CPT 96360 refers to the initial intravenous (IV) hydration infusion procedure for 31 minutes to 1 hour, and this article will cover its description, procedure, qualifying circumstances, usage, documentation requirements, billing guidelines, historical information, similar codes, and examples.
1. What is CPT 96360?
CPT 96360 is a medical billing code used to describe the initial intravenous (IV) hydration infusion procedure for 31 minutes to 1 hour. This code is utilized by medical professionals to accurately document and bill for the specific service provided to patients who require IV hydration infusion for various medical reasons.
2. 96360 CPT code description
The official description of CPT code 96360 is: Intravenous infusion, hydration; initial, 31 minutes to 1 hour.
- The provider discusses the need for hydration with the patient and/or a family member, explaining why it is necessary and what to expect.

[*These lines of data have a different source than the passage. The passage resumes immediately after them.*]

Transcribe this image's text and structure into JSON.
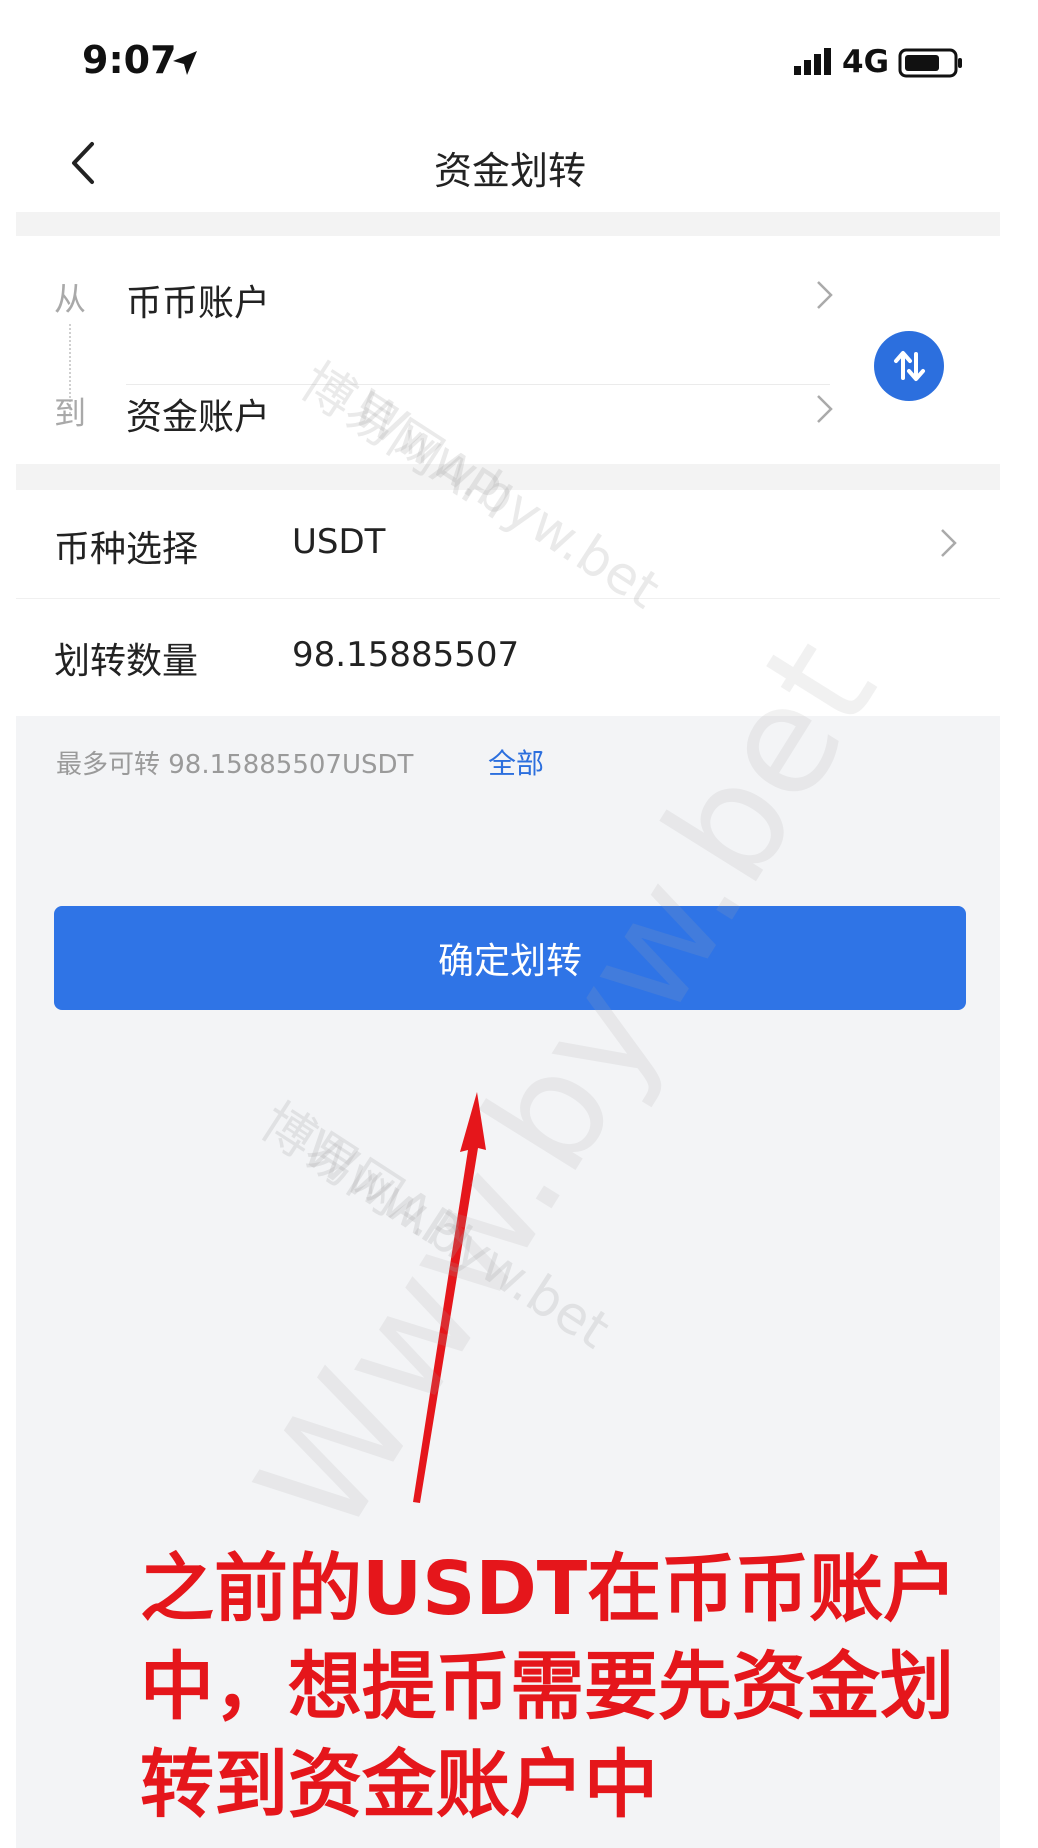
{
  "status_bar": {
    "time": "9:07",
    "network": "4G"
  },
  "nav": {
    "title": "资金划转"
  },
  "transfer": {
    "from_label": "从",
    "to_label": "到",
    "from_account": "币币账户",
    "to_account": "资金账户"
  },
  "form": {
    "currency_label": "币种选择",
    "currency_value": "USDT",
    "amount_label": "划转数量",
    "amount_value": "98.15885507",
    "max_text": "最多可转 98.15885507USDT",
    "all_label": "全部"
  },
  "confirm_button_label": "确定划转",
  "annotation": {
    "text": "之前的USDT在币币账户中，想提币需要先资金划转到资金账户中",
    "color": "#e5161b"
  },
  "watermark": {
    "line1": "博易网API",
    "line2": "Www.byw.bet",
    "large": "Www.byw.bet"
  },
  "colors": {
    "accent": "#2c6fde",
    "button": "#2f74e6"
  }
}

- The provider inserts the stylet, or needle, of the catheter directly into a patient’s vein in the hand or arm. In very young patients, the provider may choose a vein in the foot. The provider may use an existing indwelling intravascular access catheter or port.
- He compares the label on the bag of fluid and electrolytes to the orders for the infusion.
- The provider then establishes the IV site and starts infusion of the initial hydration solution, a prepackaged fluid with electrolytes.
- Use this code for the initial 31 minutes to one hour of intravenous hydration.
4. Qualifying circumstances
Patients who are eligible to receive CPT code 96360 services are those who require intravenous hydration infusion due to severe dehydration, electrolyte imbalances, or other medical conditions that necessitate the need for IV fluid administration. The provider must determine the medical necessity for the hydration infusion and ensure that the patient meets the appropriate criteria for this service.
5. When to use CPT code 96360
It is appropriate to bill the 96360 CPT code when the provider performs an initial intravenous hydration infusion for a duration of 31 minutes to 1 hour. This code should not be used for hydration infusions lasting 30 minutes or less or for concurrent infusion services.
6. Documentation requirements
To support a claim for CPT 96360, the following information must be documented in the patient’s medical record:
- Medical necessity for the hydration infusion
- Start and stop times for the infusion
- Route of administration
- Type of fluid and electrolytes used
- Any complications or adverse reactions during the infusion
7. Billing guidelines
When billing for CPT code 96360, it is essential to follow specific guidelines and rules to ensure accurate reimbursement. Some tips and codes that apply to CPT code 96360 include:
- Append modifier 76 for each additional infusion of the same substance or drug.
- Append modifier 59 when the initial and the second infusion do not last more than 31 minutes each.
- Use add-on code 96361 for IV hydration infusion lasting more than one hour.
- Do not report 96360 with initial IV push 96374 or add-on code 96375 unless protocol requires two separate IV sites.
8. Historical information
CPT 96360 was added to the Current Procedural Terminology system on January 1, 2009. There have been no updates to the code since its addition.
9. Similar codes to CPT 96360
Five similar codes to CPT 96360 and how they differentiate from CPT 96360 are:
- CPT 96361: This add-on code is used for each additional hour of intravenous hydration infusion.
- CPT 96365: This code is for the initial hour of intravenous infusion for therapy, prophylaxis, or diagnosis.
- CPT 96366: This add-on code is for each additional hour of intravenous infusion for therapy, prophylaxis, or diagnosis.
- CPT 96374: This code is for therapeutic, prophylactic, or diagnostic injection via intravenous push.
- CPT 96375: This add-on code is for each additional sequential intravenous push of a new substance or drug.
Here are 10 detailed examples of CPT code 96360 procedures:
- A patient with severe dehydration due to gastroenteritis receives an initial IV hydration infusion for 45 minutes.
- A patient with electrolyte imbalance caused by kidney disease undergoes an initial IV hydration infusion for 1 hour.
- An elderly patient with dehydration due to inadequate fluid intake receives an initial IV hydration infusion for 35 minutes.
- A patient with heat exhaustion and dehydration undergoes an initial IV hydration infusion for 50 minutes.
- A patient with diabetic ketoacidosis receives an initial IV hydration infusion for 40 minutes to correct fluid and electrolyte imbalances.
- A patient with severe vomiting and dehydration due to food poisoning undergoes an initial IV hydration infusion for 55 minutes.
- A patient with dehydration and electrolyte imbalance caused by excessive alcohol consumption receives an initial IV hydration infusion for 31 minutes.
- A patient with dehydration due to excessive sweating from a high fever undergoes an initial IV hydration infusion for 45 minutes.
- A patient with dehydration and electrolyte imbalance caused by severe diarrhea receives an initial IV hydration infusion for 1 hour.
- A patient with dehydration due to inadequate fluid intake following surgery undergoes an initial IV hydration infusion for 35 minutes.